The biological need to sleep can't really be denied, but people often don't fully understand the power of sleep, and there are plenty of misconceptions about it. The National Sleep Foundation (NSF) is a good source for information on how you can sleep better and why doing so can improve your overall quality of life. Here's what you should know.
A Sleepy Brain
Sleep deficiency can have a negative effect on the human brain. In fact, people know this pretty instinctively; if you're having difficulty thinking or focusing, it's not uncommon to blame it on a bad night's sleep. But what's actually going on?

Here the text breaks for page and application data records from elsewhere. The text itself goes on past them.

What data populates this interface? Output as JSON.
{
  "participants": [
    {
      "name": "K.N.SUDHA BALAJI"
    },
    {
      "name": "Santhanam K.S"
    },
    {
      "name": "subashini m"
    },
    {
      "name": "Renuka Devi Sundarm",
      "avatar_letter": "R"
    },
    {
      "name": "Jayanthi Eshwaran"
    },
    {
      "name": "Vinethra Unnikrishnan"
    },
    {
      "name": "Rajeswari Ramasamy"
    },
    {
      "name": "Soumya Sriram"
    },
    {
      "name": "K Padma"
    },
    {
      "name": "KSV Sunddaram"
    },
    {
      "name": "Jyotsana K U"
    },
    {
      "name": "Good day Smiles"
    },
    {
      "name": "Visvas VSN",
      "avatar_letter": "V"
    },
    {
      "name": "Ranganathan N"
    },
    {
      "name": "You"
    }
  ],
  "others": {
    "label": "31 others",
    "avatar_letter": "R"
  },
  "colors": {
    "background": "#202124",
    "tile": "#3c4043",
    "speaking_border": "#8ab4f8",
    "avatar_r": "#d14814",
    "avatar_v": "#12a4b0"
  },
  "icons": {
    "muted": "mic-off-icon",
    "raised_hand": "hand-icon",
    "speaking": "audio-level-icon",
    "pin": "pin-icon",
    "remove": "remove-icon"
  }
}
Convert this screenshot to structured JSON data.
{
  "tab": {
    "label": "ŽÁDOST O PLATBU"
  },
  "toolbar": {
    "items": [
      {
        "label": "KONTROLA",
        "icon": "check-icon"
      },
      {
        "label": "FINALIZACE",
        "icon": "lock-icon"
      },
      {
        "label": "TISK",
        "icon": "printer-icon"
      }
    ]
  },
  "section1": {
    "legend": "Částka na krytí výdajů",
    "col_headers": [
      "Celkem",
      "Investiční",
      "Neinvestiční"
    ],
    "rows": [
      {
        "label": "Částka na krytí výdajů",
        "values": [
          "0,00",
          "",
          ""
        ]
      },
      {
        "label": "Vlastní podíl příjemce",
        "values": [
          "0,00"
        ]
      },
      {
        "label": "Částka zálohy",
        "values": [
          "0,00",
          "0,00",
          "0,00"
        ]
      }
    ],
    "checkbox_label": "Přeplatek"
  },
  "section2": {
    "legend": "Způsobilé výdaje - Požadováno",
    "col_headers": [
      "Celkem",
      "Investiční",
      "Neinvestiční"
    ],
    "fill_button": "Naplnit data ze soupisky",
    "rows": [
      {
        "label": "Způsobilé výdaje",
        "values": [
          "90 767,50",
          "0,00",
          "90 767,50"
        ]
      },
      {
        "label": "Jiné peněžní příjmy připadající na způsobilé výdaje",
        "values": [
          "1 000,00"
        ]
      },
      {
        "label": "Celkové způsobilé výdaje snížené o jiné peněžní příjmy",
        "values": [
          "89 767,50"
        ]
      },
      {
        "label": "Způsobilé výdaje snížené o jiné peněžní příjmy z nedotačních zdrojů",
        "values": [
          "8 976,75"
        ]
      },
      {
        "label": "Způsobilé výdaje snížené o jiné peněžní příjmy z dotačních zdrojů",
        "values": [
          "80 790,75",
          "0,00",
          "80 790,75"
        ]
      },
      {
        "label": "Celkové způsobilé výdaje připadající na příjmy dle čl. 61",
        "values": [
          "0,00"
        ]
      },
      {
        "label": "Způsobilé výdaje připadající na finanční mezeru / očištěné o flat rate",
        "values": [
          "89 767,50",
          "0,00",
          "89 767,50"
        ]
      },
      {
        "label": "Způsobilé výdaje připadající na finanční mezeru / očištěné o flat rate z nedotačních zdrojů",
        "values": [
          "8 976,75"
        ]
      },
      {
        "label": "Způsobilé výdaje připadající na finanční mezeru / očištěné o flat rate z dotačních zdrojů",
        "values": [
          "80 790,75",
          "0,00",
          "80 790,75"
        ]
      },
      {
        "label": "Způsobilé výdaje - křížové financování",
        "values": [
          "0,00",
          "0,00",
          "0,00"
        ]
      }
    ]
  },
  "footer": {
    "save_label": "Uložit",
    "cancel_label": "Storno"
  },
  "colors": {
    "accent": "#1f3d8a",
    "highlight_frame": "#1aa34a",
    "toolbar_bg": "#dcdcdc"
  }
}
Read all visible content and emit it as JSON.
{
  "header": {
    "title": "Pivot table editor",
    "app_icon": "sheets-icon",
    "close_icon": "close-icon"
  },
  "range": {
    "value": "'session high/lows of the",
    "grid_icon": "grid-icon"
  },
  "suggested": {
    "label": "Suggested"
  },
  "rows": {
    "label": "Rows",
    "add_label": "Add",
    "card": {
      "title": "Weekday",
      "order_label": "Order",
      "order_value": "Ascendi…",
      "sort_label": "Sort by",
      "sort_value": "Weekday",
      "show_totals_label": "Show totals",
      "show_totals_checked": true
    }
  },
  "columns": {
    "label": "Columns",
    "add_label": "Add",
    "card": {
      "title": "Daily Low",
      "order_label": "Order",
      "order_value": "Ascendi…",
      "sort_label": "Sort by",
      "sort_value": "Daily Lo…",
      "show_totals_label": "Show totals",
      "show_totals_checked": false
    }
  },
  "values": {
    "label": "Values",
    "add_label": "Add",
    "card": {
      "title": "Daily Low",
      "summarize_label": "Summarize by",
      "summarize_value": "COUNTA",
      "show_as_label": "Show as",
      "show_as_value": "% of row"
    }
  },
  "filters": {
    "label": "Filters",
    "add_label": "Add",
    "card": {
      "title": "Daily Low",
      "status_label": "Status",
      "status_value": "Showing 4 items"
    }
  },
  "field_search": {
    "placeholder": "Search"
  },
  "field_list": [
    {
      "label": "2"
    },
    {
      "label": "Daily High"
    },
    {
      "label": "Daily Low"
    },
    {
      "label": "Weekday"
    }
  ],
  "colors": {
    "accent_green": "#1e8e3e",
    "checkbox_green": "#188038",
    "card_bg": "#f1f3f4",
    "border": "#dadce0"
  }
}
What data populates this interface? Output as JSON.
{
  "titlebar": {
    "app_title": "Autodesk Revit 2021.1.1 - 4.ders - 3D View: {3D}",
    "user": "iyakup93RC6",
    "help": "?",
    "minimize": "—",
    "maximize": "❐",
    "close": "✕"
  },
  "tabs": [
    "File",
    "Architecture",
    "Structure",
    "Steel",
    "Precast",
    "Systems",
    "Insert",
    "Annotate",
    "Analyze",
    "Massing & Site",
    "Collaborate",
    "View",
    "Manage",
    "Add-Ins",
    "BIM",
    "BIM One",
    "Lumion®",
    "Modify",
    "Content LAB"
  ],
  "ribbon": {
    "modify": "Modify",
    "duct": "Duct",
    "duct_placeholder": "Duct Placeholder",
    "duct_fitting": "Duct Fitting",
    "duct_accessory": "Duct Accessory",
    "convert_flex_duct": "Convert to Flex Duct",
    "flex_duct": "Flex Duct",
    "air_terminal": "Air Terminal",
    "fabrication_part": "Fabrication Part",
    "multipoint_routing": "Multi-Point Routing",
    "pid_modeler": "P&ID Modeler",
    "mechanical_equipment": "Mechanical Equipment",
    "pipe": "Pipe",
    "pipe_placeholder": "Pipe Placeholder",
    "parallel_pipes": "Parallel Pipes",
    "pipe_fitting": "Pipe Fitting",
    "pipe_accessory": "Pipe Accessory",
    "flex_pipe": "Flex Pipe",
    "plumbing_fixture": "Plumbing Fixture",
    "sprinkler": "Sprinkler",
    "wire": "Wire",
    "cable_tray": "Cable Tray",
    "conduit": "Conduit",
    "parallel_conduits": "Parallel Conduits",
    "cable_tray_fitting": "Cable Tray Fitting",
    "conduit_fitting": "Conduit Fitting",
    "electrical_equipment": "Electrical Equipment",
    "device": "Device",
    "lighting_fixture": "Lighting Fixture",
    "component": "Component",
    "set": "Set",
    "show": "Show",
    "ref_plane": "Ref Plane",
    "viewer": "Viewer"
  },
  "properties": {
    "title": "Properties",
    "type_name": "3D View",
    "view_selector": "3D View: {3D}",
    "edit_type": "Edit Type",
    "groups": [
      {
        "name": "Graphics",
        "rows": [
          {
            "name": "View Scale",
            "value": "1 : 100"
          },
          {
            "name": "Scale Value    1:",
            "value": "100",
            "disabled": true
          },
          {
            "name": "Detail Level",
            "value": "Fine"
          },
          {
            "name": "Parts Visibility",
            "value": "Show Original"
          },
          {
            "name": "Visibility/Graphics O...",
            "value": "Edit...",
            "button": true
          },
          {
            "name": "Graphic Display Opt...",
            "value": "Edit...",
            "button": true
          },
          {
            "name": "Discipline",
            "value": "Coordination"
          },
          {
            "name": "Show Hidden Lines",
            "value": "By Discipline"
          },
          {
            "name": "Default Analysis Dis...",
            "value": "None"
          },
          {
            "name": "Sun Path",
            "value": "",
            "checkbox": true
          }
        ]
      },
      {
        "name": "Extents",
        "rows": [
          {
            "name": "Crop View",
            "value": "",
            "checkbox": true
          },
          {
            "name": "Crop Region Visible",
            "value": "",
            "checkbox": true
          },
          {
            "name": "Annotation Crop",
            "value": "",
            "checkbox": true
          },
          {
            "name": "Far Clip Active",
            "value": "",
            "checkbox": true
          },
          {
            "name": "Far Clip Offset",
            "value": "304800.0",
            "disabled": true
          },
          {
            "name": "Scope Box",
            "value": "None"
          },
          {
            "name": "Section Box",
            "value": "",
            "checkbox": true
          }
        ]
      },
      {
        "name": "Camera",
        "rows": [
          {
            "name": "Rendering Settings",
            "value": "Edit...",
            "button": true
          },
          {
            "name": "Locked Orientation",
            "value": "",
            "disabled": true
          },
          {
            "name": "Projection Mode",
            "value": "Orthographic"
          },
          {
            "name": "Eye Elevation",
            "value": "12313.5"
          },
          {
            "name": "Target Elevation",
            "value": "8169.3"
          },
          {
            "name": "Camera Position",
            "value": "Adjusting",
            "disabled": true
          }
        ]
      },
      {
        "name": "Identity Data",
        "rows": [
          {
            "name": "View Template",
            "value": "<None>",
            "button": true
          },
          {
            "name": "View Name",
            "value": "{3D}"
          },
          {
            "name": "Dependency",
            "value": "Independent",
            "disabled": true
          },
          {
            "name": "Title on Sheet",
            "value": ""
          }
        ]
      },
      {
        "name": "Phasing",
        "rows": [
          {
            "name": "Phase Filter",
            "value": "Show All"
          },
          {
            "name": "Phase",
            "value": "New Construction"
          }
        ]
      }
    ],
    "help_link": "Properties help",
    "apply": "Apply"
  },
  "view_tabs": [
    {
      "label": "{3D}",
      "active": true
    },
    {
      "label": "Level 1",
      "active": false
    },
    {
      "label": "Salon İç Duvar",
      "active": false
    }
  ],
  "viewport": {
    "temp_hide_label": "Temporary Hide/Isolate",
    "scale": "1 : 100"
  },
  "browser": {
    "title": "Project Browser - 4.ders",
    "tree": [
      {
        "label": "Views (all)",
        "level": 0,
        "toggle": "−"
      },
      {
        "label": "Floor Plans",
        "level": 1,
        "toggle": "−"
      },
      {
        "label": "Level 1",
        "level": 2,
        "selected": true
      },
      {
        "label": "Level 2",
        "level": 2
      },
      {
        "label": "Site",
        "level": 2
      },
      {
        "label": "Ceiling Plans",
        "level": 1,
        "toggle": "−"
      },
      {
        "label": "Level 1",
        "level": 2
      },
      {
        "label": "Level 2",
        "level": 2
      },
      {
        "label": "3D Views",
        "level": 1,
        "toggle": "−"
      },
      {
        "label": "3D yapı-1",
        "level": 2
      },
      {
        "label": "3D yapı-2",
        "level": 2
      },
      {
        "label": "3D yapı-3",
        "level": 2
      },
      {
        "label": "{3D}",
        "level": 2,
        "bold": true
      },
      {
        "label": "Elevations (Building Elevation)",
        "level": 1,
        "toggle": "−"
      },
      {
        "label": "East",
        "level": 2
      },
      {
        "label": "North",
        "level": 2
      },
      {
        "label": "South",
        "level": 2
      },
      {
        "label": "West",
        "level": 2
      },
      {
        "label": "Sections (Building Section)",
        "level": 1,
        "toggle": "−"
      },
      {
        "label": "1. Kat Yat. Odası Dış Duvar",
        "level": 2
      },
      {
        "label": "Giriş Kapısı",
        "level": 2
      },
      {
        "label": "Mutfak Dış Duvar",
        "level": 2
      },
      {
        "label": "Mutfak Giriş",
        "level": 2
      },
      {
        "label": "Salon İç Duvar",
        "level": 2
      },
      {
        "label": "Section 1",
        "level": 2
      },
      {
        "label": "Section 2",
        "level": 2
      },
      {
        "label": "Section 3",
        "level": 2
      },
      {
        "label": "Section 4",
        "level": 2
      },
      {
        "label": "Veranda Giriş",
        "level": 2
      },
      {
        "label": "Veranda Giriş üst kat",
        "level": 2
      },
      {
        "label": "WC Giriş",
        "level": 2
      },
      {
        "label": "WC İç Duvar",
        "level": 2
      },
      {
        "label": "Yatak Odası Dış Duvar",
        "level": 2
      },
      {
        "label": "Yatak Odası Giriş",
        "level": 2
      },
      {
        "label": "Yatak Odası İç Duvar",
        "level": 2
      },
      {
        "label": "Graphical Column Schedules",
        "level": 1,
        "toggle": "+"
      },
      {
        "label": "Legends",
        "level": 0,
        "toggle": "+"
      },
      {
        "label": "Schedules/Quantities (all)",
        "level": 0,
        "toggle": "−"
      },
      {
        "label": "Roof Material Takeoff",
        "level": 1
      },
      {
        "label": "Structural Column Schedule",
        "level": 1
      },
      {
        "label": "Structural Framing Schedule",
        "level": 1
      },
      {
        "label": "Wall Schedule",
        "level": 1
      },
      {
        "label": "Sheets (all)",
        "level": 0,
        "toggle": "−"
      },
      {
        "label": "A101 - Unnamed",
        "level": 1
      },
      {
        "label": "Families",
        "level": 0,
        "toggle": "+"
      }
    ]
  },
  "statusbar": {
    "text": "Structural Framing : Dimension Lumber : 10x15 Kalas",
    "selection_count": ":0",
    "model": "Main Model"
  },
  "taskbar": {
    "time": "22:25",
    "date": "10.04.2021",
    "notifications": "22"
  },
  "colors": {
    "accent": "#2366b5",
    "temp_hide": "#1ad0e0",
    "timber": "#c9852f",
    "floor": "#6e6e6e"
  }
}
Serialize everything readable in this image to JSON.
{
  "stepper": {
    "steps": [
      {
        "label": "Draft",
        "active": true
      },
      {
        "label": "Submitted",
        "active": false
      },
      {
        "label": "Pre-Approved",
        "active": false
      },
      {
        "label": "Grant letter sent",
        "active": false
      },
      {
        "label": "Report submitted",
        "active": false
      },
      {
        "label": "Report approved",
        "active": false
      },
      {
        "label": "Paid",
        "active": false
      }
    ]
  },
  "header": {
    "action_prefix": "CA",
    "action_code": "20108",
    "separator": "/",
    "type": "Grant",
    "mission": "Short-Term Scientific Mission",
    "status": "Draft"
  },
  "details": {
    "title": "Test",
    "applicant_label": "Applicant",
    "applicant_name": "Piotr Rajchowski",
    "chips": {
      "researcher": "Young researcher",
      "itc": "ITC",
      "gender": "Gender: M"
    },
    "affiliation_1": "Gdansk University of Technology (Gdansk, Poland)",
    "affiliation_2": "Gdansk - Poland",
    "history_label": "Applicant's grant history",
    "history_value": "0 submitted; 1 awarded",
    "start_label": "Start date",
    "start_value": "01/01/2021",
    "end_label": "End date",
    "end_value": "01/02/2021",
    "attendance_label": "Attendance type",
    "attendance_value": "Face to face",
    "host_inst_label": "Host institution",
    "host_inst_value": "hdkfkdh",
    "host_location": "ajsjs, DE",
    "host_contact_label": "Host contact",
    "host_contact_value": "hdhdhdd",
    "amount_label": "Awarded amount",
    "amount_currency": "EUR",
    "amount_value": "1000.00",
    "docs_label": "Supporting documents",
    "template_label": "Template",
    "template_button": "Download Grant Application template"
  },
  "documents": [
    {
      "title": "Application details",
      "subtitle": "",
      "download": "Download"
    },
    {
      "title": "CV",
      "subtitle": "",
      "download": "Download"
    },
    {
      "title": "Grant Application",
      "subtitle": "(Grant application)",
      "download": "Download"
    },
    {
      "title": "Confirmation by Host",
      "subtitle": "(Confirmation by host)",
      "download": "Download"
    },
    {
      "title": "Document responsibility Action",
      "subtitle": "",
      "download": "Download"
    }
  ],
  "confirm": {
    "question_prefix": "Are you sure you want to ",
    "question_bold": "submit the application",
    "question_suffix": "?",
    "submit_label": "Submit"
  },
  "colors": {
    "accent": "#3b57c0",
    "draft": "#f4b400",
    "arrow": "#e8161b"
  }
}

As you go through your daily routine, your brain takes in a huge amount of information. Just like any other working machine, your brain also undergoes a certain amount of stress each day. So while you sleep, two things happen: first, your brain processes all of that information, builds new pathways, and stores what you've learned. This not only allows you to remember the information you've taken in, but it also helps you use it appropriately. The physical damage and effects of stress are also repaired, which is done through a variety of mechanisms, depending on exactly what the problem is.
By understanding these two roles of sleep, it's obvious what can happen to your cognitive ability if you don't get enough. You'll move from one stress- and stimulus-filled day to another without giving your brain a chance to recover. As a result, research shows that a sleep-deprived brain can result in difficulty staying focused, a reduced ability to think creatively, impaired memory, and a decreased ability to deal with stress.
The Tired Body
To a very large extent, your body needs sleep for roughly the same reason as your brain. Everything you do each day stresses your muscles, requiring repairs. Your food and environment also expose your system to substances, both helpful and harmful, that need to be processed. All this happens while you sleep.
During those seemingly dormant hours, your body also resets and restores certain hormonal levels and responses, with leptin, ghrelin, and insulin getting most of the attention. Although all three of these hormones are very closely connected to your metabolism, leptin and ghrelin work in tandem to manage your feelings of fullness and hunger. If the balance of these hormones is disrupted through a lack of sleep, you'll feel hungry even when you've taken in sufficient calories.
But what about insulin? While it doesn't directly impact your hunger, insulin does control your blood sugar levels. And this, in turn, can impact your feelings of hunger. But if your body stops responding properly to insulin, you're also at an increased risk of developing diabetes. Based on these factors, numerous studies have found a strong link between a lack of sleep, obesity, heart disease, and diabetes.
Your muscles also repair themselves while you sleep. Denying your body this opportunity means you'll benefit less from any exercise that you have the energy to drag yourself through. If you work out, a lack of sleep could also lead to injuries because your muscles won't have time to improve from one workout to the next.
The true power of sleep is its ability to affect all aspects of your life and health. If you've been feeling like the quality of your sleep has been taking a nosedive, Sleep Awareness Week is the perfect time to change your sleep habits and start getting the rest you deserve.